--- YOUR OBJECTIVE ---
An unchanged copy of each entry below is needed; keep the pictures out of it.

--- DATA ---
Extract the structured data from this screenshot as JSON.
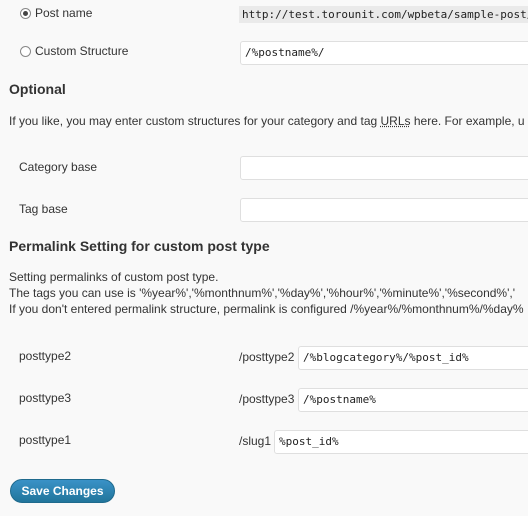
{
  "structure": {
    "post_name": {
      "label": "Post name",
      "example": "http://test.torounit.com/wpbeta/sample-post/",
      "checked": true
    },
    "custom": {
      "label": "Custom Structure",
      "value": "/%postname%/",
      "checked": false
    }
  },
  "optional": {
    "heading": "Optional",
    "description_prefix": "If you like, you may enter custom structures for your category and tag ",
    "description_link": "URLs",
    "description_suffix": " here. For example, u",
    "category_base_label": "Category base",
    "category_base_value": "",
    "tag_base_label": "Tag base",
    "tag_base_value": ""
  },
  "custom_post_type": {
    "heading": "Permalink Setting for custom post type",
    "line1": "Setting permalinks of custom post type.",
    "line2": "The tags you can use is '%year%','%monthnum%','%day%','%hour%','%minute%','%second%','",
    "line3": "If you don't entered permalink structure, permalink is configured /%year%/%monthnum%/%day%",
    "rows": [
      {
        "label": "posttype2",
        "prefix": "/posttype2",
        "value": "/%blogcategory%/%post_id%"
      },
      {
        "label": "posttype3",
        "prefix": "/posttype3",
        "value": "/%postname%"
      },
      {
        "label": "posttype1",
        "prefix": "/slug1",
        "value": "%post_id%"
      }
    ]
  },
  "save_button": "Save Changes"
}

--- ANSWER BOX ---
Extract the structured data from this screenshot as JSON.
{
  "structure": {
    "post_name": {
      "label": "Post name",
      "example": "http://test.torounit.com/wpbeta/sample-post/",
      "checked": true
    },
    "custom": {
      "label": "Custom Structure",
      "value": "/%postname%/",
      "checked": false
    }
  },
  "optional": {
    "heading": "Optional",
    "description_prefix": "If you like, you may enter custom structures for your category and tag ",
    "description_link": "URLs",
    "description_suffix": " here. For example, u",
    "category_base_label": "Category base",
    "category_base_value": "",
    "tag_base_label": "Tag base",
    "tag_base_value": ""
  },
  "custom_post_type": {
    "heading": "Permalink Setting for custom post type",
    "line1": "Setting permalinks of custom post type.",
    "line2": "The tags you can use is '%year%','%monthnum%','%day%','%hour%','%minute%','%second%','",
    "line3": "If you don't entered permalink structure, permalink is configured /%year%/%monthnum%/%day%",
    "rows": [
      {
        "label": "posttype2",
        "prefix": "/posttype2",
        "value": "/%blogcategory%/%post_id%"
      },
      {
        "label": "posttype3",
        "prefix": "/posttype3",
        "value": "/%postname%"
      },
      {
        "label": "posttype1",
        "prefix": "/slug1",
        "value": "%post_id%"
      }
    ]
  },
  "save_button": "Save Changes"
}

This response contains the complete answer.